But these canoes had their drawbacks; although built by the world’s foremost seafaring people, they were constructed using Stone Age technology. They were hewn from solid logs, with additional planks added with lashings and breadfruit sap sealant to keep the water out. They had sails of woven pandanus matting rather than canvas or dacron; and ropes of coconut twine rather than nylon.
(Below) This is Kaiveia standing on his canoe. The canoe is built using Stone Age technology; there’s not a single metal part in it.
Occasionally a canoe would break up and sink, leaving the fishermen at the mercy of the ocean. This was the risk the fishermen took; that they would encounter heavy winds or seas that their canoes could not conquer. But they had to go; they had to feed the people back on shore. Fishing was a risky business then; it wasn’t just about bringing fish back, but also about whether the fisherman would come back.
When the modern world came to the Pacific Island region, gasoline and outboard motors rendered the traditional fishing canoes almost obsolete.
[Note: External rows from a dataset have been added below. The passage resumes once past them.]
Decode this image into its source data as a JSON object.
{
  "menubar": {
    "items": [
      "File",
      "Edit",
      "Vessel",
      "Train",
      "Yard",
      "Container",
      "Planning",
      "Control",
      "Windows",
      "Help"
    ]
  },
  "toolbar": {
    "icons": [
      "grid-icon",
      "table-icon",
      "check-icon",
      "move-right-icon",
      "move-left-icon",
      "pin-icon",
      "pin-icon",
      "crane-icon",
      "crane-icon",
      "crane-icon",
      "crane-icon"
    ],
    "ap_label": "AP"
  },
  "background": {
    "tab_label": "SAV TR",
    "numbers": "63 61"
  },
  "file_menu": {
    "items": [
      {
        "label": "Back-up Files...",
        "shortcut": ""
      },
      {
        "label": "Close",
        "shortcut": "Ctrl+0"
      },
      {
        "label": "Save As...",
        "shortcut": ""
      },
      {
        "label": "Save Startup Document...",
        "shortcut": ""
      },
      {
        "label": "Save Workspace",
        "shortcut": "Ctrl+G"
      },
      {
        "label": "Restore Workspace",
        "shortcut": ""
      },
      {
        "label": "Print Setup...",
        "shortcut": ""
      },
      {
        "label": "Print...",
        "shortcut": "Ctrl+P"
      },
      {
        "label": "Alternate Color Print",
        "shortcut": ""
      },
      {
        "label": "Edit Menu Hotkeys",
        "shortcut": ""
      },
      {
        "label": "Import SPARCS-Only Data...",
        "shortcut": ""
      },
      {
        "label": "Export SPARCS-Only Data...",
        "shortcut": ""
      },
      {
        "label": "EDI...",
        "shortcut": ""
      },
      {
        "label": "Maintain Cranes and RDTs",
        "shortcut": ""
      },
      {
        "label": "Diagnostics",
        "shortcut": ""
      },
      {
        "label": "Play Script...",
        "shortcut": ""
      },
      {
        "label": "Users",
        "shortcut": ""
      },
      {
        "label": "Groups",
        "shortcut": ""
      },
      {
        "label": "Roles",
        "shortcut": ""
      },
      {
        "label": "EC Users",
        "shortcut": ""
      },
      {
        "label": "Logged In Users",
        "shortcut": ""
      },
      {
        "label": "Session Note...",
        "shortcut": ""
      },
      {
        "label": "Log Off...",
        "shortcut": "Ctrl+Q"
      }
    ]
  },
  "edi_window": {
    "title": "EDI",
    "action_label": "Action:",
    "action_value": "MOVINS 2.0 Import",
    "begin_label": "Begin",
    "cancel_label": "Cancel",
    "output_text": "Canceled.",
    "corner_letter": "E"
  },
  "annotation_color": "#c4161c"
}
Gas was cheap, and you could go to the fishing grounds in a motorboat much faster than in a canoe, and carry many more fish back. The old ways were abandoned, and motorboats became the new standard.
(Below) Stone-Age construction still in use today; this is two fishermen in Puluwat; heading out into the lagoon to feed their community.
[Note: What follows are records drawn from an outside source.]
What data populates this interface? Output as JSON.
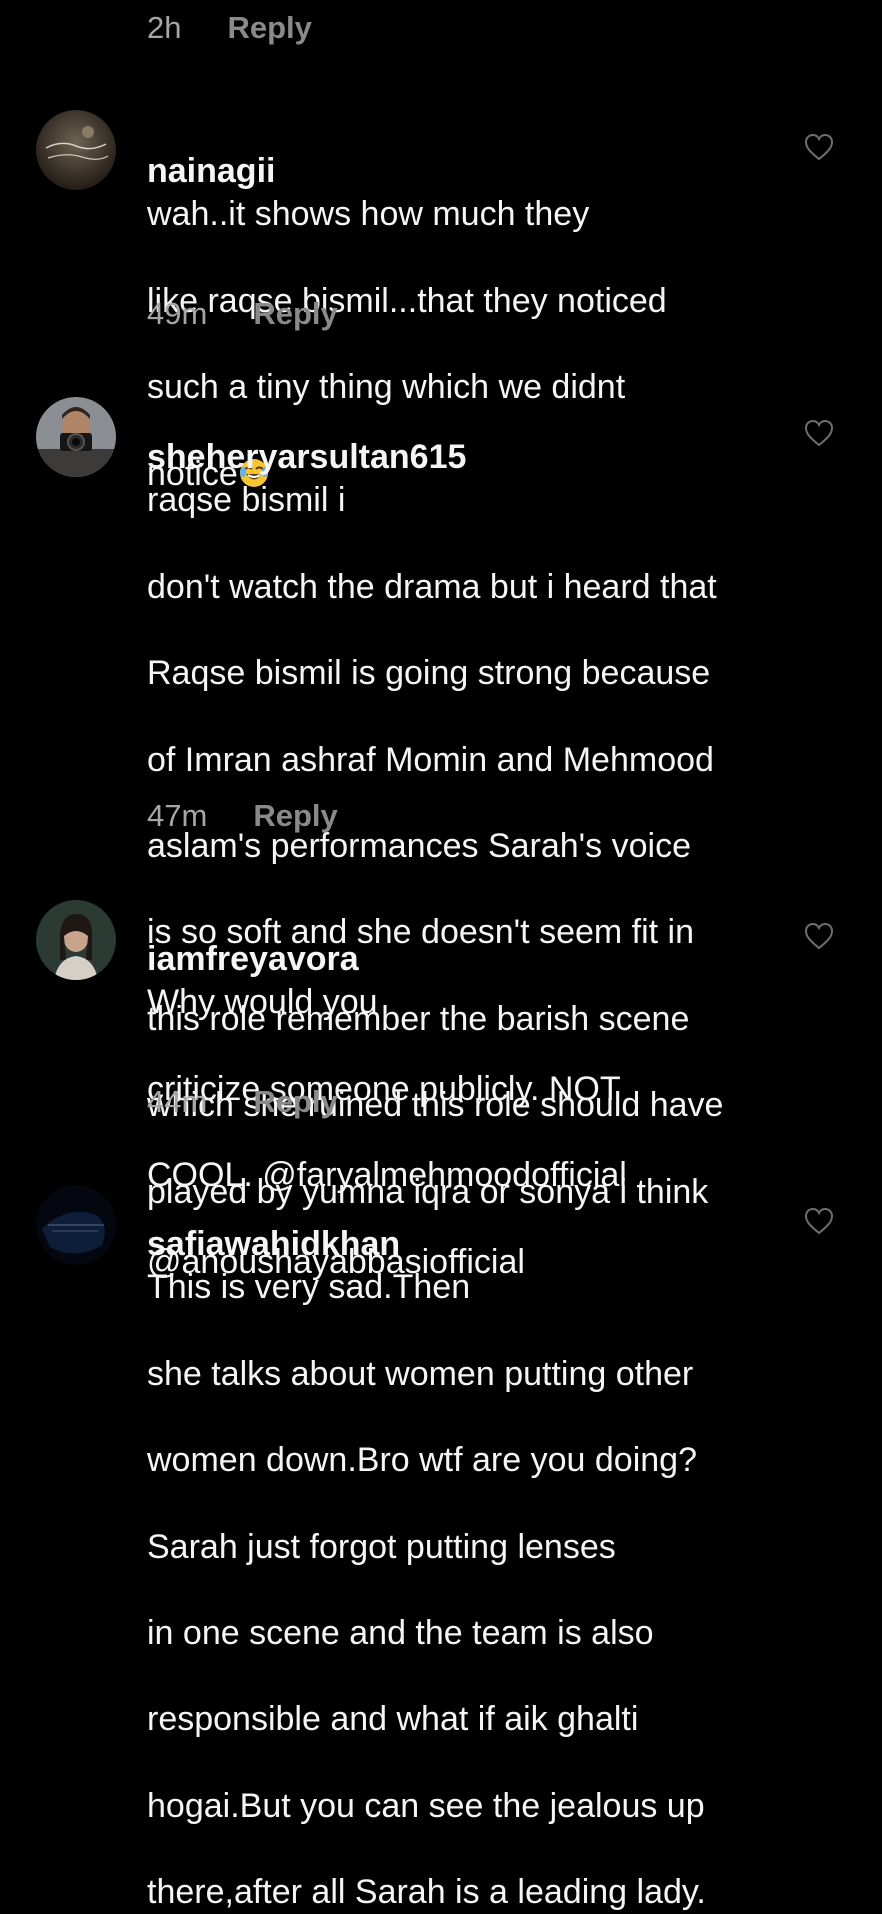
{
  "top_meta": {
    "time": "2h",
    "reply_label": "Reply"
  },
  "comments": [
    {
      "username": "nainagii",
      "lines": [
        "wah..it shows how much they",
        "like raqse bismil...that they noticed",
        "such a tiny thing which we didnt",
        "notice"
      ],
      "emoji": "rolling-on-floor-laughing-emoji",
      "time": "49m",
      "reply_label": "Reply"
    },
    {
      "username": "sheheryarsultan615",
      "lines": [
        "raqse bismil i",
        "don't watch the drama but i heard that",
        "Raqse bismil is going strong because",
        "of Imran ashraf Momin and Mehmood",
        "aslam's performances Sarah's voice",
        "is so soft and she doesn't seem fit in",
        "this role remember the barish scene",
        "which she ruined this role should have",
        "played by yumna iqra or sonya i think"
      ],
      "time": "47m",
      "reply_label": "Reply"
    },
    {
      "username": "iamfreyavora",
      "lines": [
        "Why would you",
        "criticize someone publicly. NOT",
        "COOL. @faryalmehmoodofficial",
        "@anoushayabbasiofficial"
      ],
      "time": "44m",
      "reply_label": "Reply"
    },
    {
      "username": "safiawahidkhan",
      "lines": [
        "This is very sad.Then",
        "she talks about women putting other",
        "women down.Bro wtf are you doing?",
        "Sarah just forgot putting lenses",
        "in one scene and the team is also",
        "responsible and what if aik ghalti",
        "hogai.But you can see the jealous up",
        "there,after all Sarah is a leading lady."
      ]
    }
  ],
  "colors": {
    "background": "#000000",
    "text": "#f5f5f5",
    "meta": "#a6a6a6",
    "reply": "#8a8a8a",
    "heart": "#6e6e6e"
  },
  "icons": [
    "heart-outline-icon"
  ]
}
(Below) Two more Stone-Age canoes finishing a race, with the reminders of our modern age on the right, and in the background on the left. Otherwise, this scene could easily have been from 2,500 years ago, when the first Micronesians started expanding eastward across the Pacific in canoes just like this (well, except for the t-shirts; they didn’t have t-shirts then!).
We’re building a “canoe” with the best qualities of these ancient ones, using modern materials and design knowledge. You can be a part of this too! To find out more about the canoe we’re building, click on the blue text below: